Activity – Scan the entries line by line and return those with "value".

Data for this exercise –
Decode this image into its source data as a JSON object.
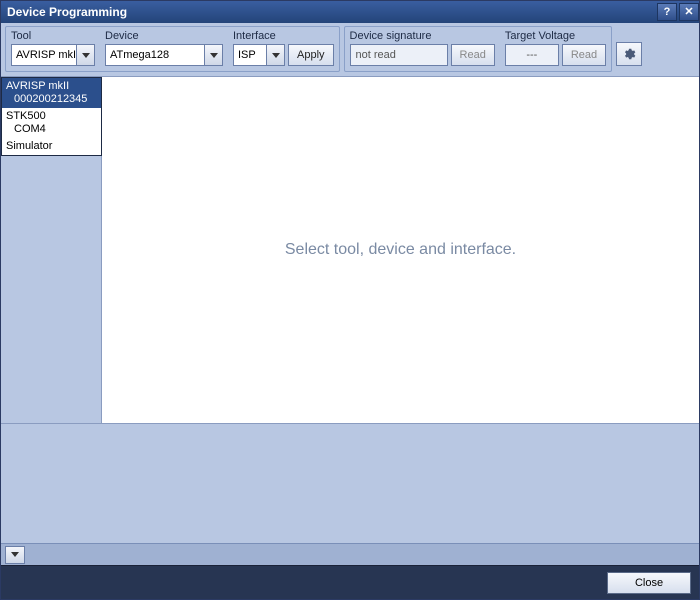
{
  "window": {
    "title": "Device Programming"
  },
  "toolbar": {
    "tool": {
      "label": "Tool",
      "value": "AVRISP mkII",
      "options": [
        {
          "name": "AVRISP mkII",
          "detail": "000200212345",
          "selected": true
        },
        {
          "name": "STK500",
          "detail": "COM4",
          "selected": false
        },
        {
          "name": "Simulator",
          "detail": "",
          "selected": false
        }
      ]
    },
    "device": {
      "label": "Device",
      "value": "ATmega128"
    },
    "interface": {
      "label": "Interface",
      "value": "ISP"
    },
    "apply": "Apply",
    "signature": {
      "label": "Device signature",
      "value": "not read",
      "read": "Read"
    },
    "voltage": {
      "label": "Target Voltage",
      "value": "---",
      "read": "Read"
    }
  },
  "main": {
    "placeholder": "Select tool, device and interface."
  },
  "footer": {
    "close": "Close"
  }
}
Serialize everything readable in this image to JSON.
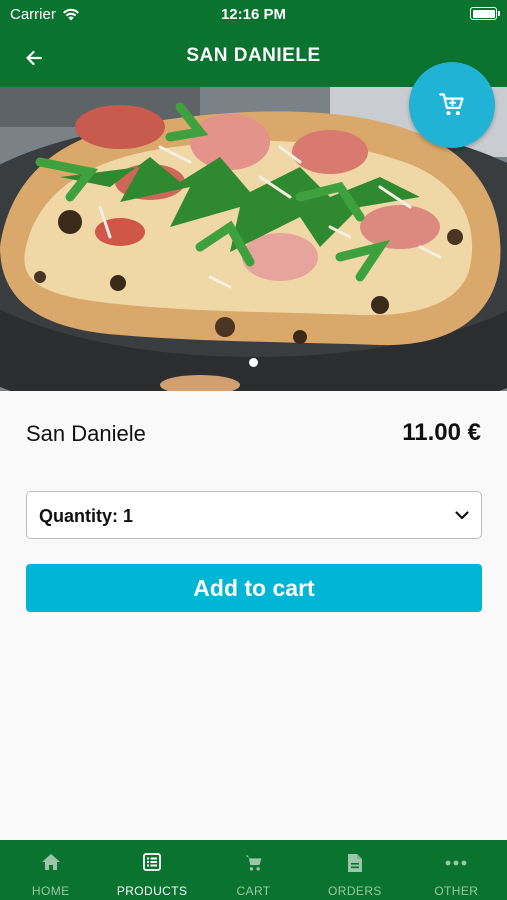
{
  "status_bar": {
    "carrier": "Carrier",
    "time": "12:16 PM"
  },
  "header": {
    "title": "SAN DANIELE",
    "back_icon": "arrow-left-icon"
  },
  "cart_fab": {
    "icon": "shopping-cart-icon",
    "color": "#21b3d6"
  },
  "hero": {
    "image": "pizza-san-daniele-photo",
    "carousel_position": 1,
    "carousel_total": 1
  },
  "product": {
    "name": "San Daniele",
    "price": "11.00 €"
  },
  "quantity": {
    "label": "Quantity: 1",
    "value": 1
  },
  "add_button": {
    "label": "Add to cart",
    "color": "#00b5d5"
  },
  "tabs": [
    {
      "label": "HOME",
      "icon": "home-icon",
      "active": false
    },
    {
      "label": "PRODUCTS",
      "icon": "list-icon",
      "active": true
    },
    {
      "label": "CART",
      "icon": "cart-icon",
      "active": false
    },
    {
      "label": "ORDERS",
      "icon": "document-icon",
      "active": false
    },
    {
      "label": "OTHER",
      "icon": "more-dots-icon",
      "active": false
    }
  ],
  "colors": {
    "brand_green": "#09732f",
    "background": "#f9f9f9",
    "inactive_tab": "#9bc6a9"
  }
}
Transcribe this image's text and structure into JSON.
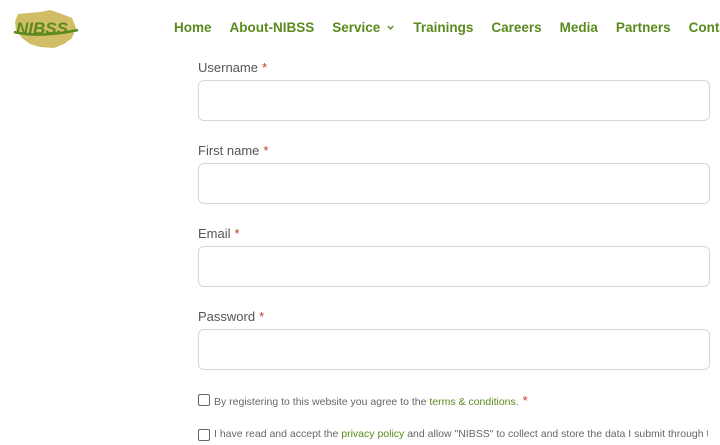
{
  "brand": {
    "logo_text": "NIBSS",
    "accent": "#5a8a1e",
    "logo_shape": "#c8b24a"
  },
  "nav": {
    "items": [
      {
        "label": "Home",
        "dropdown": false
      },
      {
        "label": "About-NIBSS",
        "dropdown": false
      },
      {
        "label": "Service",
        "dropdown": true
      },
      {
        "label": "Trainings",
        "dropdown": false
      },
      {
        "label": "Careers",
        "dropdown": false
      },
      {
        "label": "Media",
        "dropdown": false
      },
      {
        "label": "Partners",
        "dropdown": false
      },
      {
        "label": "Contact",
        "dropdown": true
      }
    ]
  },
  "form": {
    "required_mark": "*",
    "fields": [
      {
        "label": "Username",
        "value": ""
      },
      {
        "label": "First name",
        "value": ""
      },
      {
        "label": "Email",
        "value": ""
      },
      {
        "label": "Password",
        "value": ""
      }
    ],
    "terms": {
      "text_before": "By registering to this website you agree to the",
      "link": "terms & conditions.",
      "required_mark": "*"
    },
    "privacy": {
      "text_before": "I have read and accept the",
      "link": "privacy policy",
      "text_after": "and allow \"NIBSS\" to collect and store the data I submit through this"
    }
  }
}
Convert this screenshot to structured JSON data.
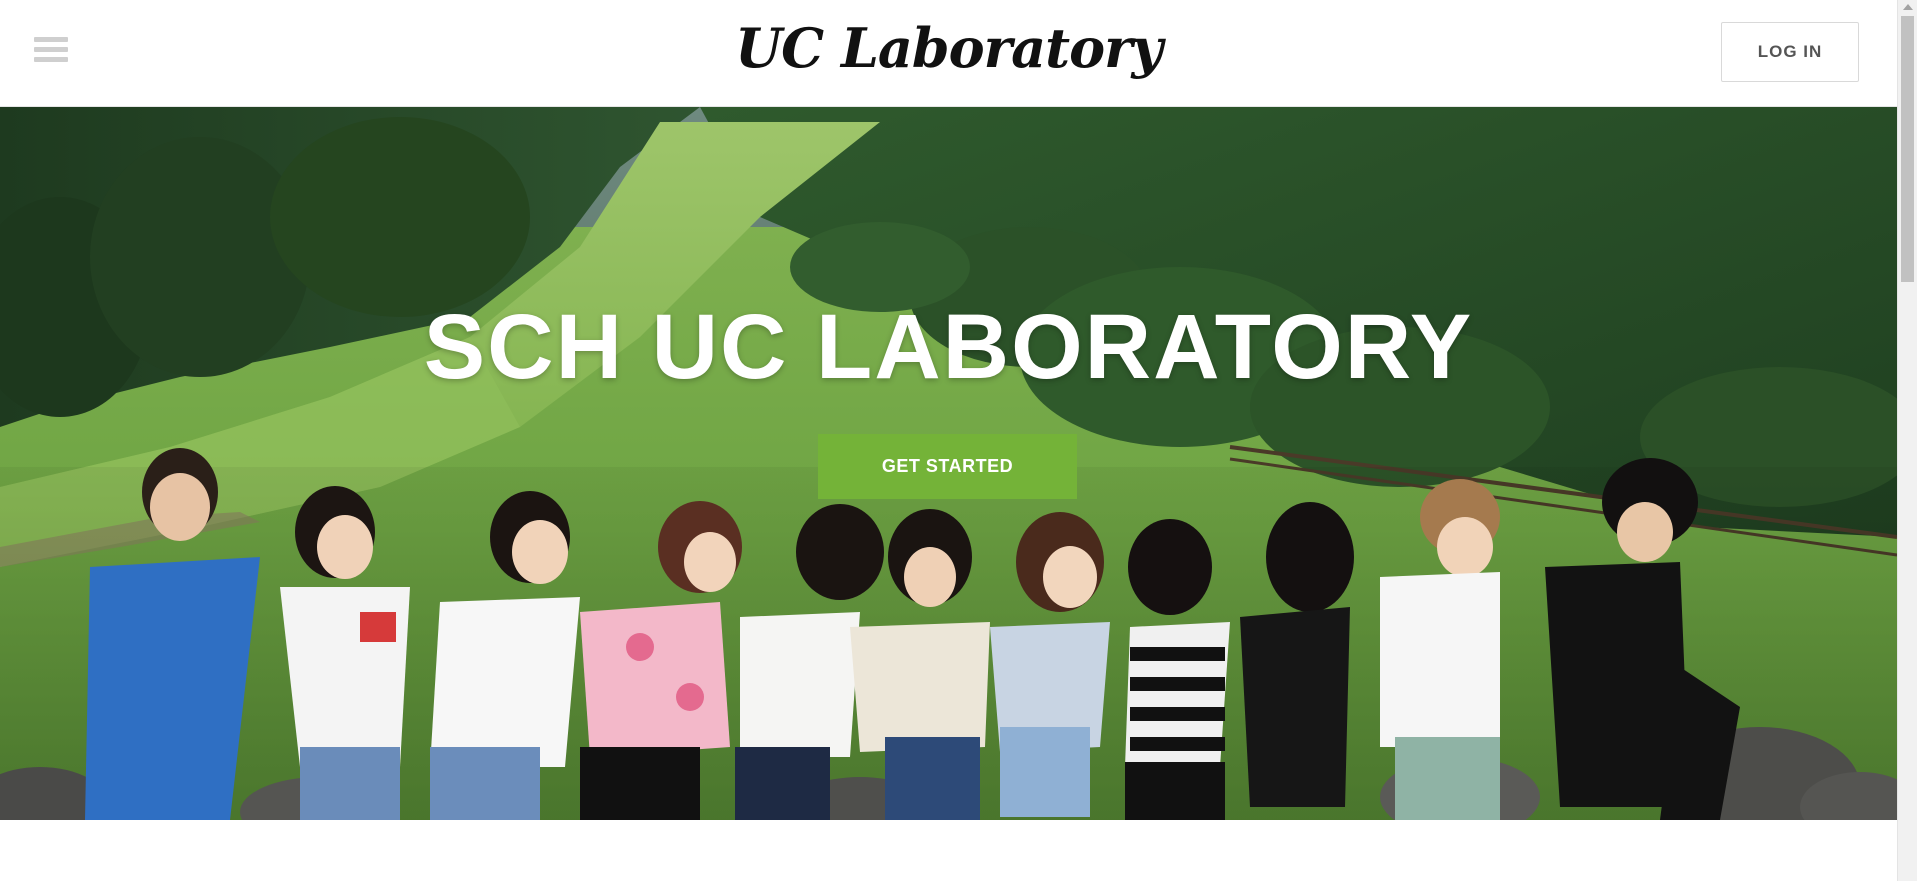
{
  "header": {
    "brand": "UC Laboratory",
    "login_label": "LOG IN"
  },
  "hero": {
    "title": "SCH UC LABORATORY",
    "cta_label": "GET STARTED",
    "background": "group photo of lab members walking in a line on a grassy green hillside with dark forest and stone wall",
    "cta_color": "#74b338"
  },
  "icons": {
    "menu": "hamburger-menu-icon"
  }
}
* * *
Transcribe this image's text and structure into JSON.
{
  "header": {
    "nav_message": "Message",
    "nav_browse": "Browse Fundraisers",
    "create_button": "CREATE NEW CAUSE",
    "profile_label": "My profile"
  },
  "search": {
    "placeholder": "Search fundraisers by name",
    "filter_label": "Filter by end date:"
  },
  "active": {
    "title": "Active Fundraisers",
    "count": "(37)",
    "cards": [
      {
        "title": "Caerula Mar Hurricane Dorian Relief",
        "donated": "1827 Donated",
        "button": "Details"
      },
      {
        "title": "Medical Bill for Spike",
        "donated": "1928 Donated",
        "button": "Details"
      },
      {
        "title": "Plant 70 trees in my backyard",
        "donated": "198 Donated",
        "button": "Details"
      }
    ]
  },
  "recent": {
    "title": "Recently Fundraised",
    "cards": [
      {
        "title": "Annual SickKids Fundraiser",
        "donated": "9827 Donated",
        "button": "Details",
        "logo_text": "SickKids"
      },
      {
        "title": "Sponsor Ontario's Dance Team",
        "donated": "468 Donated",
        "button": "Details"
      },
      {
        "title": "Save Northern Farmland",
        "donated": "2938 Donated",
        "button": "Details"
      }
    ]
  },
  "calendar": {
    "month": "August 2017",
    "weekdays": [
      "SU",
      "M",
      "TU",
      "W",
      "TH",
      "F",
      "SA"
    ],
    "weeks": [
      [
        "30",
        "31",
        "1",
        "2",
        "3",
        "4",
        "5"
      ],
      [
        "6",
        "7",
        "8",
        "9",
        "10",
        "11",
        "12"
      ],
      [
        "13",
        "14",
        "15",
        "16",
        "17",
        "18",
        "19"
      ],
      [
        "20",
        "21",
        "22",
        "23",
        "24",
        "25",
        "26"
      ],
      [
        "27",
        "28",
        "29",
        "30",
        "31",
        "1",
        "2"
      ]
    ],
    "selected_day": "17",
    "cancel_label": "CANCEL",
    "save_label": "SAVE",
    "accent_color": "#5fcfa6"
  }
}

Response for this exercise –
      "value": "AVRISP mkII",
      "value": "ATmega128"
      "value": "ISP"
      "value": "not read",
      "value": "---",
    "value": 1
        "value": ""
        "value": ""
        "value": ""
        "value": ""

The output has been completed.